MILLION DOLLAR INFIELD
By John B Holway
The Yankees A-Rod/Jeter combo on the left side of the Yanks infield, has gotten off to a rocky start after a winter of great promise. But if focuses attention on two other combinations that may have been the best of all time.
In 1938 two Hall of Famers held down the left side of the infield for the so-called million-dollar infield of the Newark Eagles Ray Dandridge and Willie Wells. Both were sharp line-drive hitters Wells had fair power and they were both bow-legged. You could drive a freight train between Rays legs, the players laughed, but you couldn't get a ground ball through them. Wells had a weak arm, but like Lou Boudreau, he compensated by playing shallow and knowing the hitters. If you ever saw me dive for a ball, he said, you know I misjudged it.
Washington Senators owner Clark Griffith rented his stadium to the Homestead Grays. He begged black sports writer Ric Roberts, Be sure and let me know when those two bow-legged men are coming, please dont let me miss them.
The other two members of the million-dollar infield were Dick Seay, a no-hit/great-field second baseman, and Mule Suttles, who hit more home runs than Josh Gibson.
Another great black combination was third baseman Oliver Ghost Marcelle and shortstop Dick Lundy (King Richard) of the 1929 Baltimore Black Sox. Lundy was called the smoothest black shortstop, and Marcelle, a handsome New Orleans Creole, played right in front of the batter on bunts, daring him to hit away. Playing first on that team was burly Jud Wilson, the black Ty Cobb, whose .361 lifetime average is the highest in the Negro Leagues. Jud was replaced by David (Showboat) Thomas, the fanciest fielding first baseman of his day and possibly of all time.
John B Holway is author of The Complete Book of the Negro Leagues, $35, including p&h. (Mailing address: Box 1305, Springfield VA 22151).
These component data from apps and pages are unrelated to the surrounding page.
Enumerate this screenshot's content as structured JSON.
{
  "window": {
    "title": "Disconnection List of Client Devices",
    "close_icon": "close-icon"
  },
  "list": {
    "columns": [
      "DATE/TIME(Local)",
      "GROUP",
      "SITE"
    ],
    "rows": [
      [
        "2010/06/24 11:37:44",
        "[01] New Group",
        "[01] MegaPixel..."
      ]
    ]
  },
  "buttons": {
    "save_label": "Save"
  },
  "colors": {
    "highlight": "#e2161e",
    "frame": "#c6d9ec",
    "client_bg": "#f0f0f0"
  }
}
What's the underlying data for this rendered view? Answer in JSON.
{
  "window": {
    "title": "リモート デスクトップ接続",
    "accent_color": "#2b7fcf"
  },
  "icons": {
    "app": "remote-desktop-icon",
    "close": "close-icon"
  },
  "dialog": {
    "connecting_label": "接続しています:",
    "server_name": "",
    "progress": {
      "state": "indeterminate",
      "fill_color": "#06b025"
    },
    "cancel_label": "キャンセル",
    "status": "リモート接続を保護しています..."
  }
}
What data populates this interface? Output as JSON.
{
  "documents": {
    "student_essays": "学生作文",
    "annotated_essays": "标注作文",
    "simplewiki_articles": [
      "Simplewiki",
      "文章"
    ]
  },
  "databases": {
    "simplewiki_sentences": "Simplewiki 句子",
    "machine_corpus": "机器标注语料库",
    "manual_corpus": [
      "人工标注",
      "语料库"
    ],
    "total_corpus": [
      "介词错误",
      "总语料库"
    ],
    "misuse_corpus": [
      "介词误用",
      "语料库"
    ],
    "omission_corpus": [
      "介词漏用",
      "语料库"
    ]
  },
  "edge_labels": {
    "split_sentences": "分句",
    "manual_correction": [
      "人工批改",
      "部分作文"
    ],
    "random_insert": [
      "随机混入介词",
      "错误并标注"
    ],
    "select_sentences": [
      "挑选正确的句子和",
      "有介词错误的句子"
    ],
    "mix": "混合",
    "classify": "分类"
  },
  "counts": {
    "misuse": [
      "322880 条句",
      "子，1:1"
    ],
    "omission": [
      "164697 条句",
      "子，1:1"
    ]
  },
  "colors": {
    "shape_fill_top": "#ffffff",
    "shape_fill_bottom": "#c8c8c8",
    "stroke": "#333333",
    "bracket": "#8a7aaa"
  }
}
Contact John directly: 5511 Callander Dr., Springfield VA 22151 / phone 703-764-3294 / Fax 703-764-2589 / Email John Holway